Up to 400,000 homes need to be built in the West Midlands over the next 20 years to accommodate an increase in the number of people living alone, the Government has announced.

The housing projections, based on information from the 2001 Census, said the region's current 2.2 million households will rise to 2.6 million by 2026.

Deputy Prime Minister John Prescott said the national annual growth in homes will be 209,000 a year, with one person households making up 150,000 of that growth.


Birmingham's Lord Mayor is reconsidering a cash plea from campaigners who are setting up a museum remembering the flooding of a Welsh valley to supply city water.

Requests for cash to support the new Community Museum in Rhayader were initially rejected by Birmingham City Council leader Mike Whitby.

However, the Lord Mayor, John Hood (Con Sutton Vesey), has written to the chairman of the Community Arts Rhayader and District (Carad) to discuss possible funding avenues.

Every day, tens of thousands of gallons are transported to Birmingham from the Elan Valley reservoir in Powys.


David Cameron's first months as Conservative leader will be judged by local election results in cities such as Birmingham and Coventry, Tory strategists said.

But they were eager to play down expectations and admitted they could not be sure of retaining control of authorities such as Birmingham, which they currently run.

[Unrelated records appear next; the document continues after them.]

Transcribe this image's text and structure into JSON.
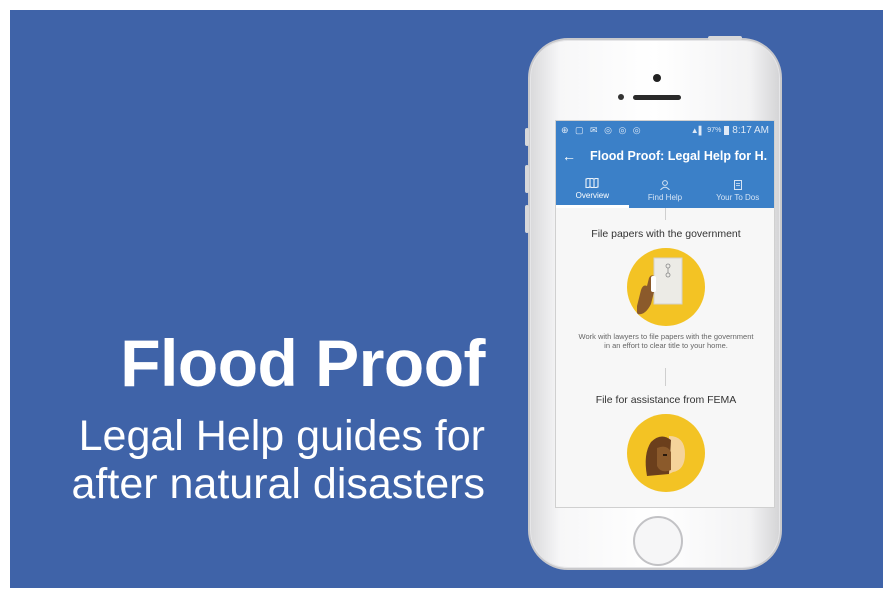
{
  "promo": {
    "headline": "Flood Proof",
    "tagline": "Legal Help guides for after natural disasters"
  },
  "phone": {
    "status_bar": {
      "left_icons": "⊕ ▢ ✉ ◎ ◎ ◎",
      "battery": "97%",
      "time": "8:17 AM"
    },
    "app_bar": {
      "back_icon": "←",
      "title": "Flood Proof: Legal Help for H..."
    },
    "tabs": [
      {
        "label": "Overview",
        "icon": "map-icon",
        "active": true
      },
      {
        "label": "Find Help",
        "icon": "person-icon",
        "active": false
      },
      {
        "label": "Your To Dos",
        "icon": "clipboard-icon",
        "active": false
      }
    ],
    "items": [
      {
        "title": "File papers with the government",
        "icon": "document-hand-icon",
        "description": "Work with lawyers to file papers with the government in an effort to clear title to your home."
      },
      {
        "title": "File for assistance from FEMA",
        "icon": "faces-icon",
        "description": ""
      }
    ]
  },
  "colors": {
    "background": "#3f63a8",
    "app_primary": "#3b80c8",
    "icon_circle": "#f3c324"
  }
}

Mr Cameron, who won the leadership in December, has vowed to win back Tory support in the cities, and attention will focus on his party's performance in metropolitan areas in the May 4 local elections.

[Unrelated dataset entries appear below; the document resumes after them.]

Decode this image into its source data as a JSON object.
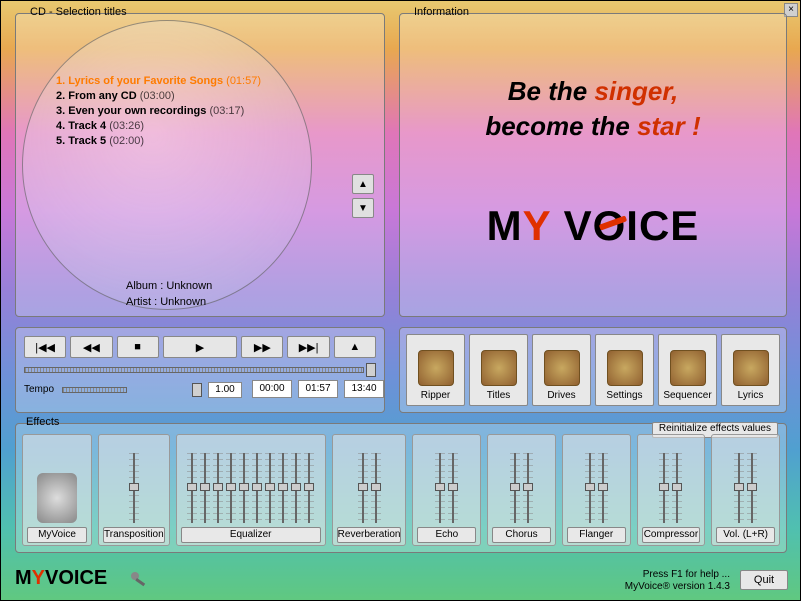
{
  "close_x": "×",
  "cd": {
    "title": "CD - Selection titles",
    "tracks": [
      {
        "num": "1.",
        "name": "Lyrics of your Favorite Songs",
        "dur": "(01:57)",
        "selected": true
      },
      {
        "num": "2.",
        "name": "From any CD",
        "dur": "(03:00)",
        "selected": false
      },
      {
        "num": "3.",
        "name": "Even your own recordings",
        "dur": "(03:17)",
        "selected": false
      },
      {
        "num": "4.",
        "name": "Track 4",
        "dur": "(03:26)",
        "selected": false
      },
      {
        "num": "5.",
        "name": "Track 5",
        "dur": "(02:00)",
        "selected": false
      }
    ],
    "scroll_up": "▲",
    "scroll_down": "▼",
    "album": "Album : Unknown",
    "artist": "Artist : Unknown"
  },
  "info": {
    "title": "Information",
    "line1a": "Be the ",
    "line1b": "singer,",
    "line2a": "become the ",
    "line2b": "star !",
    "logo_pre": "M",
    "logo_y": "Y",
    "logo_mid": " V",
    "logo_o": "O",
    "logo_post": "ICE"
  },
  "transport": {
    "prev": "|◀◀",
    "rew": "◀◀",
    "stop": "■",
    "play": "▶",
    "ff": "▶▶",
    "next": "▶▶|",
    "eject": "▲",
    "tempo_label": "Tempo",
    "tempo_value": "1.00",
    "t_elapsed": "00:00",
    "t_track": "01:57",
    "t_total": "13:40"
  },
  "tools": {
    "items": [
      {
        "name": "ripper",
        "label": "Ripper"
      },
      {
        "name": "titles",
        "label": "Titles"
      },
      {
        "name": "drives",
        "label": "Drives"
      },
      {
        "name": "settings",
        "label": "Settings"
      },
      {
        "name": "sequencer",
        "label": "Sequencer"
      },
      {
        "name": "lyrics",
        "label": "Lyrics"
      }
    ]
  },
  "effects": {
    "title": "Effects",
    "reinit": "Reinitialize effects values",
    "items": [
      {
        "name": "myvoice",
        "label": "MyVoice",
        "sliders": 1,
        "icon": true
      },
      {
        "name": "transposition",
        "label": "Transposition",
        "sliders": 1
      },
      {
        "name": "equalizer",
        "label": "Equalizer",
        "sliders": 10
      },
      {
        "name": "reverb",
        "label": "Reverberation",
        "sliders": 2
      },
      {
        "name": "echo",
        "label": "Echo",
        "sliders": 2
      },
      {
        "name": "chorus",
        "label": "Chorus",
        "sliders": 2
      },
      {
        "name": "flanger",
        "label": "Flanger",
        "sliders": 2
      },
      {
        "name": "compressor",
        "label": "Compressor",
        "sliders": 2
      },
      {
        "name": "volume",
        "label": "Vol. (L+R)",
        "sliders": 2
      }
    ]
  },
  "footer": {
    "logo_pre": "M",
    "logo_y": "Y",
    "logo_post": "VOICE",
    "help": "Press F1 for help ...",
    "version": "MyVoice® version 1.4.3",
    "quit": "Quit"
  }
}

Aides pointed out the Tories were effectively starting from scratch in cities such as Manchester, Liverpool and Newcastle, where they have no councillors.


A Midland war hero famed for his fighting spirit and incredible leadership on the battlefield has died aged 81.

General Sir Anthony Farrar-Hockley, who recently became an outspoken commentator on Army affairs, was awarded a DSO (Distinguished Service Order) for his outstanding leadership qualities at the 1951 battle of the Imjin River in Korea.

Sir Anthony was a prisoner of war in Korea, tackled the rebels in Aden and Cyprus and faced down the IRA which tried to blow him with a hosepipe bomb but was foiled because of a hosepipe ban.

Sir Anthony went to Korea in 1950 as adjutant of the 1st Battalion Gloucestershire Regiment during its epic stand on Hill 235, when the 29 Infantry Brigade was attacked by 10,000 Chinese troops and 1st Gloucesters were surrounded as they held their ground.